Global oil prices have slipped after touching a fresh five-month peak, but concerns over global crude supplies restricted the losses.
Brent crude oil futures dropped by 11 cents to $71.44 a barrel while US West Texas Intermediate (WTI) crude futures were down 26 cents to $63.63 a barrel, reported Reuters.
In the previous session, Brent crude touched its highest level since 12 November 2018 at $71.87.
The oil market consolidated in 2019 over crude supply cuts led by the Organization of the Petroleum Exporting Countries (OPEC) and other countries, referred to as OPEC+. Since January 2019, the alliance agreed to reduce output by 1.2 million bpd for six months.

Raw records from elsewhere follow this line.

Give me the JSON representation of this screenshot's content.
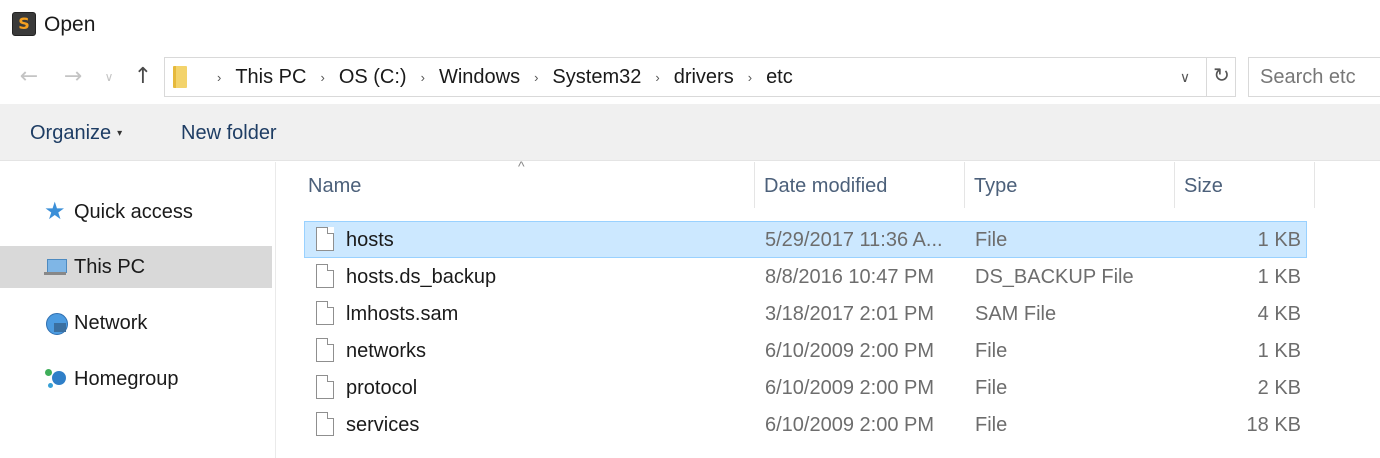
{
  "window": {
    "title": "Open",
    "app_icon": "sublime-text-icon"
  },
  "nav": {
    "back": "←",
    "forward": "→",
    "recent": "∨",
    "up": "↑"
  },
  "address": {
    "crumbs": [
      "This PC",
      "OS (C:)",
      "Windows",
      "System32",
      "drivers",
      "etc"
    ],
    "separator": "›",
    "dropdown": "∨",
    "refresh": "↻"
  },
  "search": {
    "placeholder": "Search etc"
  },
  "toolbar": {
    "organize_label": "Organize",
    "organize_caret": "▾",
    "new_folder_label": "New folder"
  },
  "sidebar": {
    "items": [
      {
        "label": "Quick access",
        "icon": "star-icon",
        "selected": false
      },
      {
        "label": "This PC",
        "icon": "computer-icon",
        "selected": true
      },
      {
        "label": "Network",
        "icon": "network-icon",
        "selected": false
      },
      {
        "label": "Homegroup",
        "icon": "homegroup-icon",
        "selected": false
      }
    ]
  },
  "columns": {
    "sort_indicator": "^",
    "name": "Name",
    "date": "Date modified",
    "type": "Type",
    "size": "Size"
  },
  "files": [
    {
      "name": "hosts",
      "date": "5/29/2017 11:36 A...",
      "type": "File",
      "size": "1 KB",
      "selected": true
    },
    {
      "name": "hosts.ds_backup",
      "date": "8/8/2016 10:47 PM",
      "type": "DS_BACKUP File",
      "size": "1 KB",
      "selected": false
    },
    {
      "name": "lmhosts.sam",
      "date": "3/18/2017 2:01 PM",
      "type": "SAM File",
      "size": "4 KB",
      "selected": false
    },
    {
      "name": "networks",
      "date": "6/10/2009 2:00 PM",
      "type": "File",
      "size": "1 KB",
      "selected": false
    },
    {
      "name": "protocol",
      "date": "6/10/2009 2:00 PM",
      "type": "File",
      "size": "2 KB",
      "selected": false
    },
    {
      "name": "services",
      "date": "6/10/2009 2:00 PM",
      "type": "File",
      "size": "18 KB",
      "selected": false
    }
  ],
  "colors": {
    "selection_bg": "#cce8ff",
    "selection_border": "#99d1ff",
    "nav_selected_bg": "#d9d9d9",
    "command_bar_bg": "#f0f0f0"
  }
}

The participants are scheduled to meet again in June to decide whether to continue supply cuts. Saudi Arabia, a prominent member of the OPEC+ alliance, is inclined to continue with the deal. However, other members, including Russia, could favour an increase in output.
Oil supplies to the market also tightened due to the ongoing conflict in Libya, a key petroleum producer. Last week, Libya’s National Oil head warned that fresh violence may completely eliminate crude production in the country.

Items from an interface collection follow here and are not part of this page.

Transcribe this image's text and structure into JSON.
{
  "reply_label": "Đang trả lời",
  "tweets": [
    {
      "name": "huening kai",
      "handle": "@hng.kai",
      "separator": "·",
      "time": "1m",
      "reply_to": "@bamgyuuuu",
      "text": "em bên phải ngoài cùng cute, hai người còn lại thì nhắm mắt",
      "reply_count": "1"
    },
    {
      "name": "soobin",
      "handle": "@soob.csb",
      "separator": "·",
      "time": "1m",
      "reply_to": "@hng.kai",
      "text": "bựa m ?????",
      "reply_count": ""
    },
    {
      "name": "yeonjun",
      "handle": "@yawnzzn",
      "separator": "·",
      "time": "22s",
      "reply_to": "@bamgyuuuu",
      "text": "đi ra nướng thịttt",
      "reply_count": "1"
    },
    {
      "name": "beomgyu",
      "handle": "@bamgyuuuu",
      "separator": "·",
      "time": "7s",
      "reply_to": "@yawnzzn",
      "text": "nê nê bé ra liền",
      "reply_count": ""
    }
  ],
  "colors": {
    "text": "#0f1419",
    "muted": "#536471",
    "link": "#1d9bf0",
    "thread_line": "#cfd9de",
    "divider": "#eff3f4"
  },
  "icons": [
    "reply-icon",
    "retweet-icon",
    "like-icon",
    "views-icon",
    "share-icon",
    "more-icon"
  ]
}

Energy Aspects oil analyst Virendra Chauhan was quoted by Reuters as saying: “I would expect oil to trade in a relatively tight band around $70 per for the time being.
“Leading edge indicators on US supply suggest activity levels are stepping up, which is supportive for strong production growth in the second half.”
Last week, General Electric’s Baker Hughes energy services firm said that the number of oil rigs operating in the US increased for the consecutive second week. The rig count, which now stands at 833, decreased for the past four months as energy companies focused on reducing spending on new drilling activities.